Juneteenth is a celebration that commemorates the day the last slaves were freed in the U.S. in Galveston, Texas on June 19, 1865 by Union General Gordon Granger upon his arrival in Galveston the day before. The Emancipation Proclamation of January 1, 1863 had freed only the slaves in territory previously held by the Confederacy so even though the Civil War was over by nearly two months, word had not reached the farthest corners of the country nor had Union troops yet arrived in some of these areas.
Since that first celebration of independence from the scourge of slavery though, Juneteenth has throughout American history taken on more meaning for the Black community representing now a widespread celebration of their rich cultural contributions to the American way of life.

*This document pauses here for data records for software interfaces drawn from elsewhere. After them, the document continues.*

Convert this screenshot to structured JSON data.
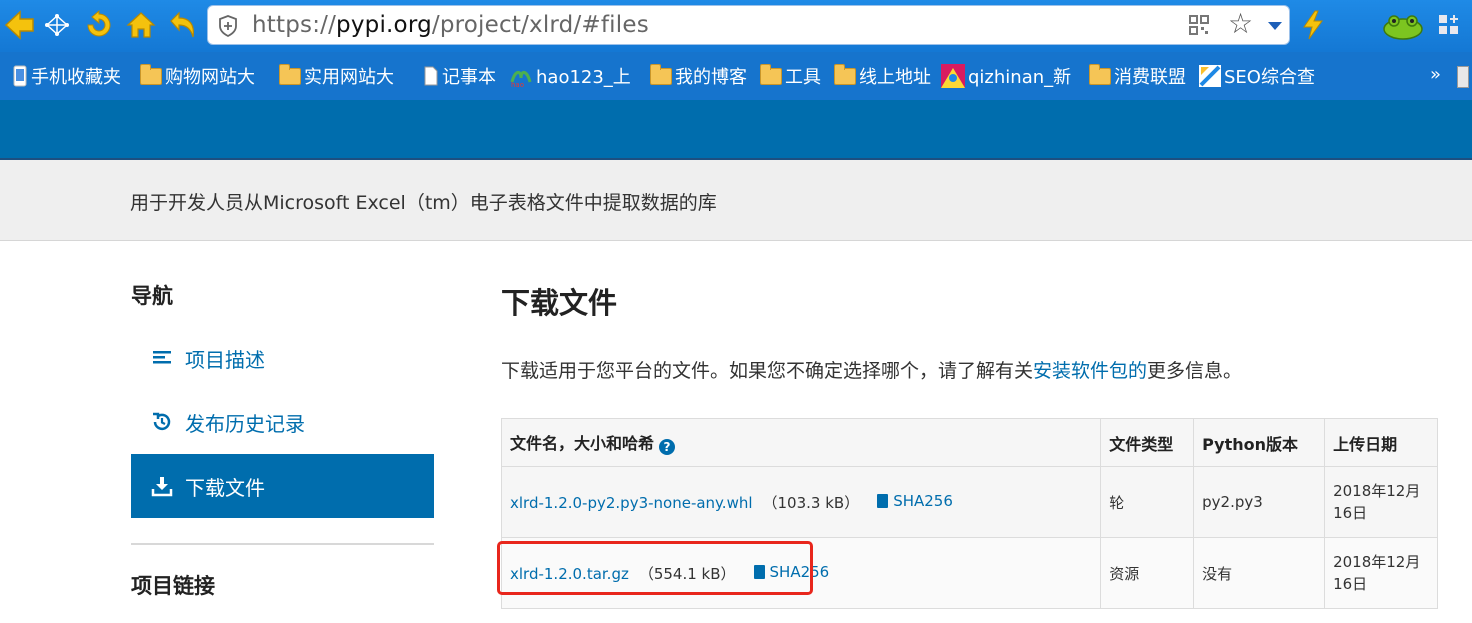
{
  "browser": {
    "url_prefix": "https://",
    "url_host": "pypi.org",
    "url_path": "/project/xlrd/#files",
    "icons": [
      "back-icon",
      "network-icon",
      "refresh-icon",
      "home-icon",
      "undo-icon",
      "shield-icon",
      "qr-code-icon",
      "star-icon",
      "chevron-down-icon",
      "lightning-icon",
      "frog-icon",
      "grid-icon"
    ]
  },
  "bookmarks": [
    {
      "label": "手机收藏夹",
      "icon": "phone-icon"
    },
    {
      "label": "购物网站大",
      "icon": "folder-icon"
    },
    {
      "label": "实用网站大",
      "icon": "folder-icon"
    },
    {
      "label": "记事本",
      "icon": "document-icon"
    },
    {
      "label": "hao123_上",
      "icon": "hao123-icon"
    },
    {
      "label": "我的博客",
      "icon": "folder-icon"
    },
    {
      "label": "工具",
      "icon": "folder-icon"
    },
    {
      "label": "线上地址",
      "icon": "folder-icon"
    },
    {
      "label": "qizhinan_新",
      "icon": "site-icon"
    },
    {
      "label": "消费联盟",
      "icon": "folder-icon"
    },
    {
      "label": "SEO综合查",
      "icon": "seo-icon"
    }
  ],
  "bookmarks_more": "»",
  "summary": "用于开发人员从Microsoft Excel（tm）电子表格文件中提取数据的库",
  "sidebar": {
    "title": "导航",
    "items": [
      {
        "label": "项目描述",
        "icon": "list-icon"
      },
      {
        "label": "发布历史记录",
        "icon": "history-icon"
      },
      {
        "label": "下载文件",
        "icon": "download-icon"
      }
    ],
    "links_title": "项目链接"
  },
  "main": {
    "title": "下载文件",
    "desc_before": "下载适用于您平台的文件。如果您不确定选择哪个，请了解有关",
    "desc_link": "安装软件包的",
    "desc_after": "更多信息。",
    "table": {
      "headers": [
        "文件名，大小和哈希",
        "文件类型",
        "Python版本",
        "上传日期"
      ],
      "help_glyph": "?",
      "rows": [
        {
          "filename": "xlrd-1.2.0-py2.py3-none-any.whl",
          "size": "（103.3 kB）",
          "hash": "SHA256",
          "type": "轮",
          "python": "py2.py3",
          "date_line1": "2018年12月",
          "date_line2": "16日"
        },
        {
          "filename": "xlrd-1.2.0.tar.gz",
          "size": "（554.1 kB）",
          "hash": "SHA256",
          "type": "资源",
          "python": "没有",
          "date_line1": "2018年12月",
          "date_line2": "16日"
        }
      ]
    }
  },
  "colors": {
    "pypi_blue": "#006dad",
    "toolbar_blue": "#1478d4",
    "highlight_red": "#e8261c"
  }
}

This year’s Juneteenth brings special significance in light of the national and local protests against systemic racism and police brutality because even though slavery and Jim Crow have been abolished, America has yet to completely remove this sin from its collective soul as systemic racism still remains deeply rooted in our country. So on Friday, June 19, it is important for us to pause and remember what our fellow Black Americans have endured, appreciate their cultural heritage, contributions to our nation and commit ourselves in joint determination to striving for liberty and justice for all.